I owe my friend Bill Vallicella a hat tip for this entry, for he blogged on it first, and I'm borrowing the Dennis Prager quotes from him. According to Prager, Still the Best Hope: Why the World Needs American Values to Triumph (Broadside Books, 2012), there's a reason that the Left has so often entangled itself with totalitarian (and would-be totalitarian) regimes over the past hundred years or so:
The Left's great fight is with material inequality, not with evil as normally understood. Thus, the Left has always been less interested in fighting tyranny than in fighting inequality. That is why Leftist dictators -- from Lenin to Mao to Pol Pot to Ho Chi Minh to Fidel Castro and Hugo Chavez -- have had so much support from Leftists around the world . . . . (page 29)I wouldn't say that this understanding of evil as primarily material inequality characterizes all those on the Left, nor all liberals, but it captures well the Left's tendency toward judging the world this way and is thus a useful rule of thumb by which to evaluate Leftist statements. It definitely takes the measure of many Leftist arguments that I read here in South Korea when the 'Progressives' are defending North Korea. Indeed, they at times seem to worry more about inequality emerging from the small markets now permitted in the North than about the people's need for such markets in order to survive. Only yesterday, I proofread an article written by a scholar on the left who actually voiced this concern about rising material inequality if the North truly initiates reforms.
This explains the Left's relative disinterest in creating wealth. The enormous and unsustainable debts facing the individual American states and the United States as a country from 2009 on have disturbed the American Right far more than the American Left . . . . The reason is that the Left is not nearly as interested in creating wealth as it is in erasing inequality. (page 29)
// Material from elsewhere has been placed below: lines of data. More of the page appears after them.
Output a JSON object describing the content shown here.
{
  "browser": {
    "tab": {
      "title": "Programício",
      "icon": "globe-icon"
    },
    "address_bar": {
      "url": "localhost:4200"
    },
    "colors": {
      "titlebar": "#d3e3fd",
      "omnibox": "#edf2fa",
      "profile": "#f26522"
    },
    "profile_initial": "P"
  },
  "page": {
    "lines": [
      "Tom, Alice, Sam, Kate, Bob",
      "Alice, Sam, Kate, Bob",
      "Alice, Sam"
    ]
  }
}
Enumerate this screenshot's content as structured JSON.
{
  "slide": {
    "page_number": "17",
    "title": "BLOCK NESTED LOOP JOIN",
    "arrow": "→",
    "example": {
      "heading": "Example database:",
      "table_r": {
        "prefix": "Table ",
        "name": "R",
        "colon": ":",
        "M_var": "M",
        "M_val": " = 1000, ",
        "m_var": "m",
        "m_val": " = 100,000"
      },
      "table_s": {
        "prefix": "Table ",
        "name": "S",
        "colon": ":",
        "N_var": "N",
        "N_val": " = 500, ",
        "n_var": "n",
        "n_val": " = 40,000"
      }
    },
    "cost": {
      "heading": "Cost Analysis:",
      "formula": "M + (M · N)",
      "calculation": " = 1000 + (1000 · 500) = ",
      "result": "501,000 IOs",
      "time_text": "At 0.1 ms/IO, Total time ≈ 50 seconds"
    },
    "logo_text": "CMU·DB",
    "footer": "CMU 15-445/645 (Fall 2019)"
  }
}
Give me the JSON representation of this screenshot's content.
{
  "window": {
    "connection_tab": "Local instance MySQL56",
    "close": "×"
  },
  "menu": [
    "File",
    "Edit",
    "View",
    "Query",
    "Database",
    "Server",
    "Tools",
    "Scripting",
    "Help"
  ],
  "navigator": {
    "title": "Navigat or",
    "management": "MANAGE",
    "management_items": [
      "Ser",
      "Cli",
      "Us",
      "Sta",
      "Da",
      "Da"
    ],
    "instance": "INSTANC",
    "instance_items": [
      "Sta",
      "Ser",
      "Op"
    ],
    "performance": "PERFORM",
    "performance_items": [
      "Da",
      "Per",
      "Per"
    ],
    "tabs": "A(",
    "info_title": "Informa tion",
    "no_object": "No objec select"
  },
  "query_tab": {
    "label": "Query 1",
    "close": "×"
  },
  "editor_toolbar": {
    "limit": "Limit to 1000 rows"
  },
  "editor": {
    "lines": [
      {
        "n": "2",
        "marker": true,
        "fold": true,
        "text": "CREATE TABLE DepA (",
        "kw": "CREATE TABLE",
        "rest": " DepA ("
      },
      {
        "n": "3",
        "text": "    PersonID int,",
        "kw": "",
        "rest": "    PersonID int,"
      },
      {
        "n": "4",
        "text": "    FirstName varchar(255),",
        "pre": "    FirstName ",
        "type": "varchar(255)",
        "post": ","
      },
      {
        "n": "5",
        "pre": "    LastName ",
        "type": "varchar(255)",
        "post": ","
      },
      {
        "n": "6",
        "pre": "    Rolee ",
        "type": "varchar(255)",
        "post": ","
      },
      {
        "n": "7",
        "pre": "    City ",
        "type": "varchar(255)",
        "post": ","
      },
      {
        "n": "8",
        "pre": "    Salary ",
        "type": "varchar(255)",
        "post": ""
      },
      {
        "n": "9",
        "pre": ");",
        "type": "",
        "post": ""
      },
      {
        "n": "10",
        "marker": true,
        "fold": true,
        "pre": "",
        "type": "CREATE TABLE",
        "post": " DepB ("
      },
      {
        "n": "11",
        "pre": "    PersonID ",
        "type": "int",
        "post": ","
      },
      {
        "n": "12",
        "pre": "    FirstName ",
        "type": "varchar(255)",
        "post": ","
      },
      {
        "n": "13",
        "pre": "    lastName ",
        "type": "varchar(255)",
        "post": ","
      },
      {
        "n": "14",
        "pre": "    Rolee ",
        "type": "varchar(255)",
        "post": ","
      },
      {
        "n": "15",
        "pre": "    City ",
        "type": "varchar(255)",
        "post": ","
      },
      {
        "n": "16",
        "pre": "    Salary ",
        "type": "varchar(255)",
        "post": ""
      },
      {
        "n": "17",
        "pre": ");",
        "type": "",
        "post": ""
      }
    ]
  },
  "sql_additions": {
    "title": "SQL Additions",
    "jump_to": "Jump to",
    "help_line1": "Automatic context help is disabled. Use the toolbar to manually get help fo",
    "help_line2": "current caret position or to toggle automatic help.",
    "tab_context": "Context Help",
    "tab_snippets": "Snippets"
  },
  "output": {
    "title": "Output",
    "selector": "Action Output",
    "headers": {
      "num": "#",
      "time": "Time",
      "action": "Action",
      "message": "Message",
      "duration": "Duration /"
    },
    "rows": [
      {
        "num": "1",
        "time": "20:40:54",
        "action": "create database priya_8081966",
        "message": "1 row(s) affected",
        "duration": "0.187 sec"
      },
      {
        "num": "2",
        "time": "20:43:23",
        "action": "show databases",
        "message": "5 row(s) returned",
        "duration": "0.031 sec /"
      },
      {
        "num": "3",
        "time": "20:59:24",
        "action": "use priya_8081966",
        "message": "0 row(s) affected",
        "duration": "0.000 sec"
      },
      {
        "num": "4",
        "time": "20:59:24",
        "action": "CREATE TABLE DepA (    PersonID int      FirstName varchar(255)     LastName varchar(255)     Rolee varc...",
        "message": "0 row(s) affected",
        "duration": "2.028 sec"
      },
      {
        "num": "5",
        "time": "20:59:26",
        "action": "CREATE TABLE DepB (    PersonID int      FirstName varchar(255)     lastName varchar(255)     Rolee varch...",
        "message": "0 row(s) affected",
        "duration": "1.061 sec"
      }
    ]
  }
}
Anyway, as for the rest of Prager's book, I haven't read it and therefore have no opinion to offer . . .